If you can find a set of sturdy restaurant chair frames, with or without torn vinyl, negotiate a price and load'em up. A local furniture consignment shop had these four stackable sturdy chairs in the corner of the basement. I stripped off the black vinyl from the seats and the upholstered panels that make up the front and back of the seat backs. To discover how to convert restaurant rubbish to kitchen table darlings....
Materials and tools:
- sewing machine
- 1/4" staples
- staple gun
- small carpentry nails
- small hammer
- crescent pliers
What you do:
- Strip old fabric off of chair and wipe off all dust and cobwebs from chairs.
2. Pull out remaining nails around chair back.
3. Determine fabric placement on panels, add three extra inches and cut out fabric pieces for chair fronts and backs.
4. Using very short staples (1/4") begin securing fabric at center of each side, pulling out towards corners. Check out the stapling technique right here.

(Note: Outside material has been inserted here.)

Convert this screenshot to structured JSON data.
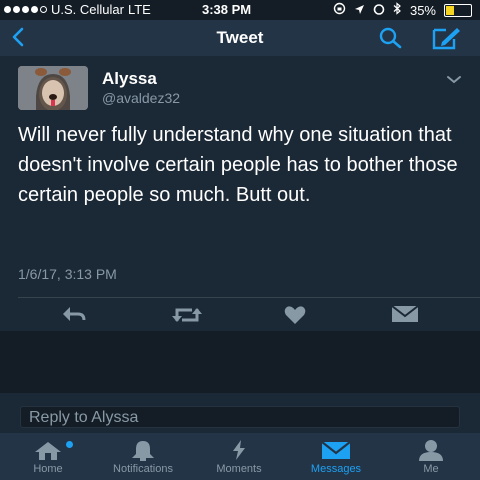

5. Fold corners nice and clean and secure with staples.
Now for the professional's secret for attaching the panels. Use this technique only on woven fabrics, not good for silk or delicate fabrics.
5. Push a small carpentry nail into the fabric and padding. Tack it through the panel into the chair frame, but not all the way down. Leave enough sticking up so that you can get grip on the nail with the pliers.
6. Clip off the nail head and gently tap the nail a little farther down into the padding. The nail should be tapped down enough to hold the panel onto the frame but not so much that the panel could just be pulled off. It needs to anchor the fabric covered panel, but not be felt when you lean back.
7. Repeat this process with three nails at the top and bottom and two or three on each side.
8. Attach fronts and backs to each chair.
9. Trace wooden chair seat onto a piece of paper or scrap fabric for a pattern. Add 1/2" all around for seam allowance.
10. With tape measure, measure all around chair seat and cut a 3" strip for "boxing" of chair seat that matches the chair seat pattern.
11. Match boxing onto chair seat fabric, pin and stitch all around, folding the ends at the back side so that the boxing comes together as a folded edge at the center back.
12. Pull sewn seat fabric over foam covered seat, insert a little extra stuffing into corners to fill out corners.
13. Re-attach newly recovered seats into the chair frames.
What were once discarded, hopeless, ripped vinyl restaurant chairs have been given new life with a few DIY reupholstery techniques.